## RECORDS SUPPLIED
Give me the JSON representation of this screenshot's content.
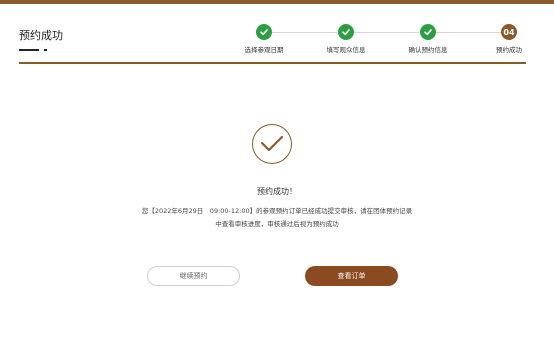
{
  "header": {
    "title": "预约成功"
  },
  "steps": [
    {
      "label": "选择参观日期",
      "status": "done"
    },
    {
      "label": "填写观众信息",
      "status": "done"
    },
    {
      "label": "确认预约信息",
      "status": "done"
    },
    {
      "label": "预约成功",
      "status": "current",
      "number": "04"
    }
  ],
  "result": {
    "title": "预约成功！",
    "message_line1": "您【2022年6月29日　09:00-12:00】的参观预约订单已经成功提交审核，请在团体预约记录",
    "message_line2": "中查看审核进度，审核通过后视为预约成功"
  },
  "actions": {
    "continue_label": "继续预约",
    "view_order_label": "查看订单"
  },
  "colors": {
    "brand": "#8b5a2b",
    "success": "#2e9e44",
    "button": "#8b4a1f"
  }
}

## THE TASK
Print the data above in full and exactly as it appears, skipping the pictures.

## SOLVED PROBLEM
Give me the JSON representation of this screenshot's content.
{
  "header": {
    "title": "预约成功"
  },
  "steps": [
    {
      "label": "选择参观日期",
      "status": "done"
    },
    {
      "label": "填写观众信息",
      "status": "done"
    },
    {
      "label": "确认预约信息",
      "status": "done"
    },
    {
      "label": "预约成功",
      "status": "current",
      "number": "04"
    }
  ],
  "result": {
    "title": "预约成功！",
    "message_line1": "您【2022年6月29日　09:00-12:00】的参观预约订单已经成功提交审核，请在团体预约记录",
    "message_line2": "中查看审核进度，审核通过后视为预约成功"
  },
  "actions": {
    "continue_label": "继续预约",
    "view_order_label": "查看订单"
  },
  "colors": {
    "brand": "#8b5a2b",
    "success": "#2e9e44",
    "button": "#8b4a1f"
  }
}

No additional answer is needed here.